**AIM OF THE EXERCISE:** Read through the material below and find each line that has the word "prefix"; copy it.

■ ■ ■ ■ ■ ■ ■

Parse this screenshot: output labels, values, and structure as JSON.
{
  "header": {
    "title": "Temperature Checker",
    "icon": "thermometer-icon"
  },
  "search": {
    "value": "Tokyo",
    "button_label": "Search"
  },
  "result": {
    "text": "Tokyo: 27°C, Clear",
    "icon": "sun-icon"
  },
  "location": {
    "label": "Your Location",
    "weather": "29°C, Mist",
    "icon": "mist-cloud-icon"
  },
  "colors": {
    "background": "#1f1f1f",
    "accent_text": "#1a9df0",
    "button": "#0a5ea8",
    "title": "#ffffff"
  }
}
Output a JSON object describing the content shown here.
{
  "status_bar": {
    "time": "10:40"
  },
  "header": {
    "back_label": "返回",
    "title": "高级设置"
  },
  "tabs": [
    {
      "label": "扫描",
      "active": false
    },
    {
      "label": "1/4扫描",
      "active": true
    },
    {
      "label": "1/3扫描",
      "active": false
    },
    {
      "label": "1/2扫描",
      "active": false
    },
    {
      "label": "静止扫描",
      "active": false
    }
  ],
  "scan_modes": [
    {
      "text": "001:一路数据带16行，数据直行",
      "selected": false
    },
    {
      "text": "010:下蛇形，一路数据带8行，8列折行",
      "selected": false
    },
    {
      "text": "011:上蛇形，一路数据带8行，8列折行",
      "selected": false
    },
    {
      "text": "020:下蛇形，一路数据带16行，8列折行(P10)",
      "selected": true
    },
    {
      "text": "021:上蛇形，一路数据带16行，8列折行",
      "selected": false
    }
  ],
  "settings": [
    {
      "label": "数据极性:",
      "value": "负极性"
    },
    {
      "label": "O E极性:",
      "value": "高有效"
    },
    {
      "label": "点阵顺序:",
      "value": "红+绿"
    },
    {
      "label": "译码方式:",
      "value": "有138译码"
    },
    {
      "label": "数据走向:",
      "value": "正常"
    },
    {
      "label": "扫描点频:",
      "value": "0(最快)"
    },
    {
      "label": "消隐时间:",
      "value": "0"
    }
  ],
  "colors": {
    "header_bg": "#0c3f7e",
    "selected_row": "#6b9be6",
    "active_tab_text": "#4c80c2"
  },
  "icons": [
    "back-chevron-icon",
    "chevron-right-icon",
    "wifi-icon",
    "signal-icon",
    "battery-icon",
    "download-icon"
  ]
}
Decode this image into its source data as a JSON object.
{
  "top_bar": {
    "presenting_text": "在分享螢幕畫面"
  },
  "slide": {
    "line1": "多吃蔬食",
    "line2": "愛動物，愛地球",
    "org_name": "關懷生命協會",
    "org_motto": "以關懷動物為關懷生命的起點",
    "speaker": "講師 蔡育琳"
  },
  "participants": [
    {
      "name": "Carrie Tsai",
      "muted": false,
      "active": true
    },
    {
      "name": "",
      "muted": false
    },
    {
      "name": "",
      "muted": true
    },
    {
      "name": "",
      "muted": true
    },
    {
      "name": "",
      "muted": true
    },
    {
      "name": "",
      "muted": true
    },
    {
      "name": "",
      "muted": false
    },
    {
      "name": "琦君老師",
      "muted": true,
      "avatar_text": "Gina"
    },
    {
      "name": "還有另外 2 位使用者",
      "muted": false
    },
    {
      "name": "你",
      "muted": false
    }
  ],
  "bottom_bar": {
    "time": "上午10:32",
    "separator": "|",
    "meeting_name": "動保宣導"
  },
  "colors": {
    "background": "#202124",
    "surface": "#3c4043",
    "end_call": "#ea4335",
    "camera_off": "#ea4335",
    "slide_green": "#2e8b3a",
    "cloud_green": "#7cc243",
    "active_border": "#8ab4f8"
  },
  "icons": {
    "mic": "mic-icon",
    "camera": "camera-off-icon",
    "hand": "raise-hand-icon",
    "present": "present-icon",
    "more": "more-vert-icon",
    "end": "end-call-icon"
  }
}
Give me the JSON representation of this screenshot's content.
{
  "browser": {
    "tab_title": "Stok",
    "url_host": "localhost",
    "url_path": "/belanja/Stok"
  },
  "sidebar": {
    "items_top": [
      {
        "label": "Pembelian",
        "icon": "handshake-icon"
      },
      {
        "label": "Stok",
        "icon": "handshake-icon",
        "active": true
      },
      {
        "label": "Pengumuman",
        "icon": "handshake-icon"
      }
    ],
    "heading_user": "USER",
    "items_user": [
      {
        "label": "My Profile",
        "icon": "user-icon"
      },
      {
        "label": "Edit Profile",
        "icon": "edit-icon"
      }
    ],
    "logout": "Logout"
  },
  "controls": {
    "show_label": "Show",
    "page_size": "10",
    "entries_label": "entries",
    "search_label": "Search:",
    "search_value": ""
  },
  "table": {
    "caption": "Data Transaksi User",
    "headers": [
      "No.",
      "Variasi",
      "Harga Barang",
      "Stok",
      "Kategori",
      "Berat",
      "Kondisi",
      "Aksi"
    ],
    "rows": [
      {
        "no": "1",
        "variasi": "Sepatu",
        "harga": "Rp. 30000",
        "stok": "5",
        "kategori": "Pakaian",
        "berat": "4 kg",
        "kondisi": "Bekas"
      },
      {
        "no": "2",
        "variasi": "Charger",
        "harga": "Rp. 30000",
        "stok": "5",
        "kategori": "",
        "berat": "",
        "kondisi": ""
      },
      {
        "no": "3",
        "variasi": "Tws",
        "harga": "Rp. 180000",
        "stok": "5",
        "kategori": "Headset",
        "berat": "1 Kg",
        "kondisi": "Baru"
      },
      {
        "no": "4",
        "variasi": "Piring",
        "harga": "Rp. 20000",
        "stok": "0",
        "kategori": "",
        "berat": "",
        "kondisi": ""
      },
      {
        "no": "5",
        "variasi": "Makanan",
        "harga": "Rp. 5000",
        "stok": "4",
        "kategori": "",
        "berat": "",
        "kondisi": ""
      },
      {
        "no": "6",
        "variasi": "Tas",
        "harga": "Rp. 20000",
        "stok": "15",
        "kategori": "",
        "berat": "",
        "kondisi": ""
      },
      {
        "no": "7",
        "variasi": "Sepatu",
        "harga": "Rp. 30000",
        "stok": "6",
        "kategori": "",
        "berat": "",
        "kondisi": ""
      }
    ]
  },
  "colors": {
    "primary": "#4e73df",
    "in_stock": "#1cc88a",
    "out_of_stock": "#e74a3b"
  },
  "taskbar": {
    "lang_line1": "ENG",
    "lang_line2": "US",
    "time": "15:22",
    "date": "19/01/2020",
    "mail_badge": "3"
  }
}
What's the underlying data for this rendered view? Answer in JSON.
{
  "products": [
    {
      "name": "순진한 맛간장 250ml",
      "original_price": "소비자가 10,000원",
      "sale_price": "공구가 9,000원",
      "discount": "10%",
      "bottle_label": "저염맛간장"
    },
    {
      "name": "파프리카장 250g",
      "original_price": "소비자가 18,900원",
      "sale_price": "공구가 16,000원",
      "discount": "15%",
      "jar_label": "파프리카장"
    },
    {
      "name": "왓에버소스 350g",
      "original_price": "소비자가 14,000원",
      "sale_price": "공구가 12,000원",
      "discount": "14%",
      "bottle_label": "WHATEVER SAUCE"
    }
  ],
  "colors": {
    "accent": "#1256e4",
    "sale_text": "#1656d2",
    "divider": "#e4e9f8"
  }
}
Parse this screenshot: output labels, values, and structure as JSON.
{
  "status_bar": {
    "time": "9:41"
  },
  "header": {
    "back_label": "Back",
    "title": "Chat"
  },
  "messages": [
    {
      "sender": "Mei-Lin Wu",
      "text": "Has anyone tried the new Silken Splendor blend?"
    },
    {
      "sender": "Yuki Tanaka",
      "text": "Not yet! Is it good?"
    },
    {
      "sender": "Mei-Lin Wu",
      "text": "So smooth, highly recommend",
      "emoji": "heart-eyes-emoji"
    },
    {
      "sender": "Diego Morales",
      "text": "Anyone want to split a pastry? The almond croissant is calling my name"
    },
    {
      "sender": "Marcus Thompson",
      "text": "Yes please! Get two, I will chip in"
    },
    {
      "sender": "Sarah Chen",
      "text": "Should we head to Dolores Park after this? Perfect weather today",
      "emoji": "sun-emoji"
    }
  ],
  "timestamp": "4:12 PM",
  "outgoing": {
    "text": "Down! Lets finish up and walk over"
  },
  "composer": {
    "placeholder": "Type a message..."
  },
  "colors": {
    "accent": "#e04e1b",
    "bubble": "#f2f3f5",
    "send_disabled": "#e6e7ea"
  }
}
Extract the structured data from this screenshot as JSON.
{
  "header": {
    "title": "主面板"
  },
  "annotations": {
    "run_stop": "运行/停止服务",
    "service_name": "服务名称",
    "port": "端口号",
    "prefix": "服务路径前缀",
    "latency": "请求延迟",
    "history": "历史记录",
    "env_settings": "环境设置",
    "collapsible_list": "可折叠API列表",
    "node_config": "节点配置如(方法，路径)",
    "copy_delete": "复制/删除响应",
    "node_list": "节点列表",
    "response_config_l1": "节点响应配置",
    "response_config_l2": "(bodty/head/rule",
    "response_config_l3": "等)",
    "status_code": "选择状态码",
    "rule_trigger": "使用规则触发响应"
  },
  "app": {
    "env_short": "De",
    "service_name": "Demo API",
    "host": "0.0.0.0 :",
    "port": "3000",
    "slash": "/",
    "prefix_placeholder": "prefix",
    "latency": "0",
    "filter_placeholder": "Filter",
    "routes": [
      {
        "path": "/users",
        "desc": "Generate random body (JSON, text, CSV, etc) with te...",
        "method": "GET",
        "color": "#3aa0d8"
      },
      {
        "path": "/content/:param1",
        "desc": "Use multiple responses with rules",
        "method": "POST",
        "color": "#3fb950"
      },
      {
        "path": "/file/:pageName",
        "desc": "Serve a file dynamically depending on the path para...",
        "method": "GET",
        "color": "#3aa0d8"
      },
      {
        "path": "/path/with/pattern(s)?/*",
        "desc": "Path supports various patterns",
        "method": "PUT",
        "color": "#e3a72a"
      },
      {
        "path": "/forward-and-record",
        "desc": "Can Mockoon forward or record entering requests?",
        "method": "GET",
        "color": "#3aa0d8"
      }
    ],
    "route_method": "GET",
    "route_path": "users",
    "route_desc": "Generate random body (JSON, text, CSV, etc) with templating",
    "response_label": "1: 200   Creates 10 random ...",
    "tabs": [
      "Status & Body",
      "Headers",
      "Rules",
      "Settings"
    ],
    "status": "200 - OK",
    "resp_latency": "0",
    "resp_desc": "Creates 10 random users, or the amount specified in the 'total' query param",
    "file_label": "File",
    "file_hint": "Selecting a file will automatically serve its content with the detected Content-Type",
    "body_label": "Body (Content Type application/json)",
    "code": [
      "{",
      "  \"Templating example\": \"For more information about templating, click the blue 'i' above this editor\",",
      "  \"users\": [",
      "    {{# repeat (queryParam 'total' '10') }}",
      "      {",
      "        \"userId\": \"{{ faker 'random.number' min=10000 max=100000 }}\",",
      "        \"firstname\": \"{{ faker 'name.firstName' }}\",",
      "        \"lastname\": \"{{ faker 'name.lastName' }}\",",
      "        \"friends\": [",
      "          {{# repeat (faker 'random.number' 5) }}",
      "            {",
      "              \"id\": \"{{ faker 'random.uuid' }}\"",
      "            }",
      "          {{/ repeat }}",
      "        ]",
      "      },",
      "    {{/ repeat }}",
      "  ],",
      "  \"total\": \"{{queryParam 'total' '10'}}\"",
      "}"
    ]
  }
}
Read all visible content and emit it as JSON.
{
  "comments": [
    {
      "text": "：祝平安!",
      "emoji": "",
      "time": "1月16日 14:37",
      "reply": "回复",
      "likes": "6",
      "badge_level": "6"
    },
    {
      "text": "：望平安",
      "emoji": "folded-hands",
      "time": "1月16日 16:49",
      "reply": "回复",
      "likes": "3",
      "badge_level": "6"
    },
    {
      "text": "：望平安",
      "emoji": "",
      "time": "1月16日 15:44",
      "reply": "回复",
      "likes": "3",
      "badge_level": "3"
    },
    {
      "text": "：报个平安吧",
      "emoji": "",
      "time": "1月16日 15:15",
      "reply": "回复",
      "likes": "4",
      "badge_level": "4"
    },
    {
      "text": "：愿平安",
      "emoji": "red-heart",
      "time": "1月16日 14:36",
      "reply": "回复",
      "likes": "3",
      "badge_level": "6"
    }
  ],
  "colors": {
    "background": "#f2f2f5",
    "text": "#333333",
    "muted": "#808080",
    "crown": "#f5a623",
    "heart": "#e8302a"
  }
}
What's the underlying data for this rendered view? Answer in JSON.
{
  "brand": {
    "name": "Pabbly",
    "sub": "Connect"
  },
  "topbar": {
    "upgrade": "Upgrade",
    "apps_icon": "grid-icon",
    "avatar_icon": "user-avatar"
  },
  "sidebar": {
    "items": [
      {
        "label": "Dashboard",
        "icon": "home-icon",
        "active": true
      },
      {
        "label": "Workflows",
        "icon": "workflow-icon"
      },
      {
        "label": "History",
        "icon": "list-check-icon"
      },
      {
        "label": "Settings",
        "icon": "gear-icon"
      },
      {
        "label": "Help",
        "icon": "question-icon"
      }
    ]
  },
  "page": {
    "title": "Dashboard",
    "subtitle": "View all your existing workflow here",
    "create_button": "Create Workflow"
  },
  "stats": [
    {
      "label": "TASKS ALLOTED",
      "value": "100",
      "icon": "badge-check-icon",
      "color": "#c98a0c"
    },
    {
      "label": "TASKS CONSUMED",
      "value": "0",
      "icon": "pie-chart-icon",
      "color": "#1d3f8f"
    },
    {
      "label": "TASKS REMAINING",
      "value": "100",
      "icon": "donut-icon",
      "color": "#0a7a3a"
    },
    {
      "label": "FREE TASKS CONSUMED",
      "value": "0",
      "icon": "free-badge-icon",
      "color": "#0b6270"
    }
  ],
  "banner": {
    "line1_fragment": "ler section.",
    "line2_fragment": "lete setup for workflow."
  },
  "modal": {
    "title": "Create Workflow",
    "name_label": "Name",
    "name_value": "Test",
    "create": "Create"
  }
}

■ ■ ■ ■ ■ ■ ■

**REPLY TO THE TASK:**
    "prefix": "服务路径前缀",
    "prefix_placeholder": "prefix",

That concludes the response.